<ramble> True. The C standard does not define the signedness of the char type. What it does require of the char type is that it guarantees that any character in the basic execution character set A B C D E F G H I J K L M N O P Q R S T U V W X Y Z a b c d e f g h i j k l m n o p q r s t u v w x y z 0 1 2 3 4 5 6 7 8 9 ! " # % & ' ( ) * + , - . / : ; < = > ? [ \ ] ^ _ { | } ~ fit into a char in such a way that they are non-negative. Quote from standard (ISO/IEC 9899:TC2 Committee Draft May 6, 2005): 6.2.5 Types 3 An object declared as type char is large enough to store any member of the basic execution character set. If a member of the basic execution character set is stored in a char object, its value is guaranteed to be nonnegative. If any other character is stored in a char object, the resulting value is implementation-defined but shall be within the range of vlaues that can be represented in that type. 5.2.4.2.1 Size of integer types <limits.h> - number of bits for smallest object that is not a bit-field (byte) CHAR_BIT 8 - minimum value for an object of type signed char SCHAR_MIN -127 // -(2^7 - 1) - maximum value for an object of type signed char SCHAR_MAX 127 // 2^7 - 1 - maximum value for an object of type unsigned char UCHAR_MAX 255 // 2^8 - 1 - minimum value for an object of type char CHAR_MIN see below - maximum value for an object of type char CHAR_MAX see below 2 If the value of an object of type char is treated as a signed integer when used in an expression, the value of CHAR_MIN shall be the same as that of SCHAR_MIN and the value of CHAR_MAX shall be the same as that of SCHAR_MAX. Otherwise, the value of CHAR_MIN shall be 0 and the value of CHAR_MAX shall be the same as that of UCHAR_MAX. The value of UCHAR_MAX shall equal 2^(CHAR_BIT) - 1. </ramble> So, applying this to the discussion would suggest that either byte[] or ubyte[] would be appropriate. However, the most natural would be to handle data as raw data without signs, thus ubyte[] feels more natural to use as the standard type for any data whatsoever.

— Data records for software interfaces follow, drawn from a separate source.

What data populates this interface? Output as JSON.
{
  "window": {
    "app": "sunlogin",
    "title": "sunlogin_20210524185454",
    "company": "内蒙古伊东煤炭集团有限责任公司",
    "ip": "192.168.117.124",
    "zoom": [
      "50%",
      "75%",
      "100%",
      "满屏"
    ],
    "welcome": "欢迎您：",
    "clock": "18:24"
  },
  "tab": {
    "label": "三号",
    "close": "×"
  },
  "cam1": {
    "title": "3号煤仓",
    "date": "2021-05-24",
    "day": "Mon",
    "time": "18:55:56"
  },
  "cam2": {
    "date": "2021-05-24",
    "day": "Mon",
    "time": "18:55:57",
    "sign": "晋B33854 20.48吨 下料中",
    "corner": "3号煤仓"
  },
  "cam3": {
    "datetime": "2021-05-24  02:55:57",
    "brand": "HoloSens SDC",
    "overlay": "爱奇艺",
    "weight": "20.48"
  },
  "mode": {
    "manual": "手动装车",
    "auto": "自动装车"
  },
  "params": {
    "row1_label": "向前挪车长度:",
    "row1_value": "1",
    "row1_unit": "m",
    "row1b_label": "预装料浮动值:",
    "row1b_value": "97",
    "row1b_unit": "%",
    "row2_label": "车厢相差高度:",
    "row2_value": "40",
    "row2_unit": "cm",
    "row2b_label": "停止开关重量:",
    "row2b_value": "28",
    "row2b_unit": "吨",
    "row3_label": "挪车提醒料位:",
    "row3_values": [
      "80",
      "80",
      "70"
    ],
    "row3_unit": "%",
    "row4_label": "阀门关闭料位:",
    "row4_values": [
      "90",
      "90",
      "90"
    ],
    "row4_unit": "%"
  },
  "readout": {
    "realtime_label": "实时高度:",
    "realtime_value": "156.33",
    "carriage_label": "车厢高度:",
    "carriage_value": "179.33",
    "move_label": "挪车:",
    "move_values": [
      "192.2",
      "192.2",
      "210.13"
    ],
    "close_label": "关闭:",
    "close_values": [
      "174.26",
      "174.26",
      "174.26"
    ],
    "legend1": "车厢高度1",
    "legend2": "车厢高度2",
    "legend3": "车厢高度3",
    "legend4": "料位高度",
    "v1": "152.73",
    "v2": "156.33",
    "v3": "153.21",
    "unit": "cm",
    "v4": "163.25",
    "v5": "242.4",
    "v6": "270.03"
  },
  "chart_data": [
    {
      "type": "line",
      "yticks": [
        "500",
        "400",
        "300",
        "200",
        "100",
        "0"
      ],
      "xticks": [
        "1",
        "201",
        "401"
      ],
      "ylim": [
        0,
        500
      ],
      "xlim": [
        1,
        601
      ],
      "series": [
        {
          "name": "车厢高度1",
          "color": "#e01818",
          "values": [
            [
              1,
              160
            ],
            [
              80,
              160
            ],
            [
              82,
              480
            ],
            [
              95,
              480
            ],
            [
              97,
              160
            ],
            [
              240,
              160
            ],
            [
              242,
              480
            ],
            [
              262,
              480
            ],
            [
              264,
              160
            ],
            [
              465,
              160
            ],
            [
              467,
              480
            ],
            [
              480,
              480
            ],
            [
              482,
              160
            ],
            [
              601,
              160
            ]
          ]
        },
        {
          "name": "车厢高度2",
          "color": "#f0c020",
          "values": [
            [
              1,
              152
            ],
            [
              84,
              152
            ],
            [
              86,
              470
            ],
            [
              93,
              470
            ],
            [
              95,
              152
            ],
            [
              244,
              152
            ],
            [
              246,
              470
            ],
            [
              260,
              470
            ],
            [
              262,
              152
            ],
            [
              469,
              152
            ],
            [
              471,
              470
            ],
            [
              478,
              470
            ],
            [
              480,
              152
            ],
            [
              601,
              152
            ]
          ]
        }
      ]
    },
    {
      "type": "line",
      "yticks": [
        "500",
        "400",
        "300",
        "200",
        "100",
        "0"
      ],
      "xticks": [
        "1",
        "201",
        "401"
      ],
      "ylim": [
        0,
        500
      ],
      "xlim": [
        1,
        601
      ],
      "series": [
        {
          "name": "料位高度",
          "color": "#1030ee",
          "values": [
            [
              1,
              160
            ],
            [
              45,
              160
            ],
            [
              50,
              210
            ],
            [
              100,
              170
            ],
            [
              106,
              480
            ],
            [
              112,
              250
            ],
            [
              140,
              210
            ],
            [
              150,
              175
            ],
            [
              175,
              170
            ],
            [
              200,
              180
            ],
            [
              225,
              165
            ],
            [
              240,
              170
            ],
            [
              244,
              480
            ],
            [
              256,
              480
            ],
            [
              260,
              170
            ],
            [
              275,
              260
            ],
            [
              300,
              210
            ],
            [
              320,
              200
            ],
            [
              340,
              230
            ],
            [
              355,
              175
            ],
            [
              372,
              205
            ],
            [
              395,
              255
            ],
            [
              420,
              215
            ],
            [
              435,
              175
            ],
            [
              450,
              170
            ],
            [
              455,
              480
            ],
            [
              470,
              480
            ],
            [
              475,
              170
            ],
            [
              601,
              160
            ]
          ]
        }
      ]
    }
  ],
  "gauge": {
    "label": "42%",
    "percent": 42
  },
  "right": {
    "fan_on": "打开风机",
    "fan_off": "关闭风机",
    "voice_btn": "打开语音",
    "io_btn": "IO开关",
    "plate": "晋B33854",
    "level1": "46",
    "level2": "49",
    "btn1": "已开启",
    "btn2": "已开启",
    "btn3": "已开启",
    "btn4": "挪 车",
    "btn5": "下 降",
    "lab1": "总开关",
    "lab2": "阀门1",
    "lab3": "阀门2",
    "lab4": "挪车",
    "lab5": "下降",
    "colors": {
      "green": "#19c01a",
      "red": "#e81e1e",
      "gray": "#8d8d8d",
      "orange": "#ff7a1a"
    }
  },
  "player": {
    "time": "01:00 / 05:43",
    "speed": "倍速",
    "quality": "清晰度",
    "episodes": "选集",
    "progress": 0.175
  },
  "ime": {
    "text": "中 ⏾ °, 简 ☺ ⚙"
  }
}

Although this is interesting, and it does agree with what I was saying, it is basically irrelevant. When passing a string to decode(), the bytes therein could be in any encoding, even one which has nothing to do with the above. (It could be in a multi-byte encoding!) None of those guarantees which the C standard requires apply to these raw bytes. Therefore ubyte[] is /definitely/ more appropraite. -- Kirk McDonald http://kirkmcdonald.blogspot.com Pyd: Connecting D and Python http://pyd.dsource.org
Aug 20 2007